▶ _How to complete this task_:
Copy every entry exactly.

▶ _Data supplied_:
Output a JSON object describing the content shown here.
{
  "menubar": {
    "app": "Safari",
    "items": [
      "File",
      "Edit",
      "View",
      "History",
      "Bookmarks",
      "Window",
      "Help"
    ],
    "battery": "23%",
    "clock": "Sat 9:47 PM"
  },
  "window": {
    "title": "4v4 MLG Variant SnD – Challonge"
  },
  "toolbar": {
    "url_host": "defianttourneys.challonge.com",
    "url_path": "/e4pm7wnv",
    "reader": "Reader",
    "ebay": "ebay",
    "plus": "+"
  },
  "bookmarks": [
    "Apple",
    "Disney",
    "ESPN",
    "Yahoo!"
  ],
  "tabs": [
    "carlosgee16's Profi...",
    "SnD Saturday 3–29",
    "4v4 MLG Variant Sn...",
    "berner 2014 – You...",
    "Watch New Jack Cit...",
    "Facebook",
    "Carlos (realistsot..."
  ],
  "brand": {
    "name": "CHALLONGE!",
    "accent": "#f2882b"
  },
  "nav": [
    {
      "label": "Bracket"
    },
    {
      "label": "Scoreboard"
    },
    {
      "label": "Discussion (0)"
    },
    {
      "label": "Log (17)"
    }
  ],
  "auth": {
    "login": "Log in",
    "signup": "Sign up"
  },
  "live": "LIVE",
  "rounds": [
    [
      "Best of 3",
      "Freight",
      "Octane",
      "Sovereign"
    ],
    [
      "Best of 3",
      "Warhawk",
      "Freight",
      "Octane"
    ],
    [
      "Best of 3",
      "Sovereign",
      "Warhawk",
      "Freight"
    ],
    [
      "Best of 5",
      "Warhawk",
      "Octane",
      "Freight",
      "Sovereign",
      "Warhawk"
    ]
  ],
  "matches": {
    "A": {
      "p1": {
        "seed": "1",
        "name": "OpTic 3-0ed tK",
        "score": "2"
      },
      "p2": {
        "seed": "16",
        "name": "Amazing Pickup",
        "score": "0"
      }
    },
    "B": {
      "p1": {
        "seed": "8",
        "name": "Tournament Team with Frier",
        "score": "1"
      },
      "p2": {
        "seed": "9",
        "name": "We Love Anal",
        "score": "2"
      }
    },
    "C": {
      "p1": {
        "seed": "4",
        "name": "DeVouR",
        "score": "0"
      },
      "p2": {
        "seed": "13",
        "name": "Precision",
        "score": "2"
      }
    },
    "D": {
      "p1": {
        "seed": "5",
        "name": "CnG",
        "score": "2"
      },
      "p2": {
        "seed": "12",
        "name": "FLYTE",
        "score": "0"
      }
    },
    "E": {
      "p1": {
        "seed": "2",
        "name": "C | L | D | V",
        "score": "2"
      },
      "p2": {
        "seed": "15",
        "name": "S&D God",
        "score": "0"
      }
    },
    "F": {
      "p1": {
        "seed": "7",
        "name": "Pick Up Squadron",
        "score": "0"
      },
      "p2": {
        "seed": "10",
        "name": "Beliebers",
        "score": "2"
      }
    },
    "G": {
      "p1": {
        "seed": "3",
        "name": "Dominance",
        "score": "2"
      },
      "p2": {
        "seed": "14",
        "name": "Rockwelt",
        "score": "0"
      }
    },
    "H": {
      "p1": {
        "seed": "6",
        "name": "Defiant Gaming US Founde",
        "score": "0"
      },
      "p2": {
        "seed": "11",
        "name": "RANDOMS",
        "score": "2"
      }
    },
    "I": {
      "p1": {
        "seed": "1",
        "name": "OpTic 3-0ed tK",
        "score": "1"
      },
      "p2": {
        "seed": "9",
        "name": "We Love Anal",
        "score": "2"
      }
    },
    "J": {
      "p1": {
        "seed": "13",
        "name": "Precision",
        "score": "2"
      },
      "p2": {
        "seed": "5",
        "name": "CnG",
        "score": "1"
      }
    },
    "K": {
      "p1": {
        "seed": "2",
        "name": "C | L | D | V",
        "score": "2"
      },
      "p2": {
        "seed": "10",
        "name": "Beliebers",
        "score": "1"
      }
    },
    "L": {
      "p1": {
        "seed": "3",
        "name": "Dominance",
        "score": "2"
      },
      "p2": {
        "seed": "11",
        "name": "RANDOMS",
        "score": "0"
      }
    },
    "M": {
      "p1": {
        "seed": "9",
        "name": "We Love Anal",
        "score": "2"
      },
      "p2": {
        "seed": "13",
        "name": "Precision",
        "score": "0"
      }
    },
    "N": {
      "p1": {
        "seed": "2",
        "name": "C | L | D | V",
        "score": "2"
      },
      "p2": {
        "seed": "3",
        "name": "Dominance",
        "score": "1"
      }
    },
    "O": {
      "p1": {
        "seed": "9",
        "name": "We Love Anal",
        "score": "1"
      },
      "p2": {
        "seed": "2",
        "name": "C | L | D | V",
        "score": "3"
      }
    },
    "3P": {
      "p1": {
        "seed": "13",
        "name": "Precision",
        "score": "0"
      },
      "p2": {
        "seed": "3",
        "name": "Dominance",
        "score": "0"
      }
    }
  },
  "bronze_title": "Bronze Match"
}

▶ _Task solution_:
Output a JSON object describing the content shown here.
{
  "menubar": {
    "app": "Safari",
    "items": [
      "File",
      "Edit",
      "View",
      "History",
      "Bookmarks",
      "Window",
      "Help"
    ],
    "battery": "23%",
    "clock": "Sat 9:47 PM"
  },
  "window": {
    "title": "4v4 MLG Variant SnD – Challonge"
  },
  "toolbar": {
    "url_host": "defianttourneys.challonge.com",
    "url_path": "/e4pm7wnv",
    "reader": "Reader",
    "ebay": "ebay",
    "plus": "+"
  },
  "bookmarks": [
    "Apple",
    "Disney",
    "ESPN",
    "Yahoo!"
  ],
  "tabs": [
    "carlosgee16's Profi...",
    "SnD Saturday 3–29",
    "4v4 MLG Variant Sn...",
    "berner 2014 – You...",
    "Watch New Jack Cit...",
    "Facebook",
    "Carlos (realistsot..."
  ],
  "brand": {
    "name": "CHALLONGE!",
    "accent": "#f2882b"
  },
  "nav": [
    {
      "label": "Bracket"
    },
    {
      "label": "Scoreboard"
    },
    {
      "label": "Discussion (0)"
    },
    {
      "label": "Log (17)"
    }
  ],
  "auth": {
    "login": "Log in",
    "signup": "Sign up"
  },
  "live": "LIVE",
  "rounds": [
    [
      "Best of 3",
      "Freight",
      "Octane",
      "Sovereign"
    ],
    [
      "Best of 3",
      "Warhawk",
      "Freight",
      "Octane"
    ],
    [
      "Best of 3",
      "Sovereign",
      "Warhawk",
      "Freight"
    ],
    [
      "Best of 5",
      "Warhawk",
      "Octane",
      "Freight",
      "Sovereign",
      "Warhawk"
    ]
  ],
  "matches": {
    "A": {
      "p1": {
        "seed": "1",
        "name": "OpTic 3-0ed tK",
        "score": "2"
      },
      "p2": {
        "seed": "16",
        "name": "Amazing Pickup",
        "score": "0"
      }
    },
    "B": {
      "p1": {
        "seed": "8",
        "name": "Tournament Team with Frier",
        "score": "1"
      },
      "p2": {
        "seed": "9",
        "name": "We Love Anal",
        "score": "2"
      }
    },
    "C": {
      "p1": {
        "seed": "4",
        "name": "DeVouR",
        "score": "0"
      },
      "p2": {
        "seed": "13",
        "name": "Precision",
        "score": "2"
      }
    },
    "D": {
      "p1": {
        "seed": "5",
        "name": "CnG",
        "score": "2"
      },
      "p2": {
        "seed": "12",
        "name": "FLYTE",
        "score": "0"
      }
    },
    "E": {
      "p1": {
        "seed": "2",
        "name": "C | L | D | V",
        "score": "2"
      },
      "p2": {
        "seed": "15",
        "name": "S&D God",
        "score": "0"
      }
    },
    "F": {
      "p1": {
        "seed": "7",
        "name": "Pick Up Squadron",
        "score": "0"
      },
      "p2": {
        "seed": "10",
        "name": "Beliebers",
        "score": "2"
      }
    },
    "G": {
      "p1": {
        "seed": "3",
        "name": "Dominance",
        "score": "2"
      },
      "p2": {
        "seed": "14",
        "name": "Rockwelt",
        "score": "0"
      }
    },
    "H": {
      "p1": {
        "seed": "6",
        "name": "Defiant Gaming US Founde",
        "score": "0"
      },
      "p2": {
        "seed": "11",
        "name": "RANDOMS",
        "score": "2"
      }
    },
    "I": {
      "p1": {
        "seed": "1",
        "name": "OpTic 3-0ed tK",
        "score": "1"
      },
      "p2": {
        "seed": "9",
        "name": "We Love Anal",
        "score": "2"
      }
    },
    "J": {
      "p1": {
        "seed": "13",
        "name": "Precision",
        "score": "2"
      },
      "p2": {
        "seed": "5",
        "name": "CnG",
        "score": "1"
      }
    },
    "K": {
      "p1": {
        "seed": "2",
        "name": "C | L | D | V",
        "score": "2"
      },
      "p2": {
        "seed": "10",
        "name": "Beliebers",
        "score": "1"
      }
    },
    "L": {
      "p1": {
        "seed": "3",
        "name": "Dominance",
        "score": "2"
      },
      "p2": {
        "seed": "11",
        "name": "RANDOMS",
        "score": "0"
      }
    },
    "M": {
      "p1": {
        "seed": "9",
        "name": "We Love Anal",
        "score": "2"
      },
      "p2": {
        "seed": "13",
        "name": "Precision",
        "score": "0"
      }
    },
    "N": {
      "p1": {
        "seed": "2",
        "name": "C | L | D | V",
        "score": "2"
      },
      "p2": {
        "seed": "3",
        "name": "Dominance",
        "score": "1"
      }
    },
    "O": {
      "p1": {
        "seed": "9",
        "name": "We Love Anal",
        "score": "1"
      },
      "p2": {
        "seed": "2",
        "name": "C | L | D | V",
        "score": "3"
      }
    },
    "3P": {
      "p1": {
        "seed": "13",
        "name": "Precision",
        "score": "0"
      },
      "p2": {
        "seed": "3",
        "name": "Dominance",
        "score": "0"
      }
    }
  },
  "bronze_title": "Bronze Match"
}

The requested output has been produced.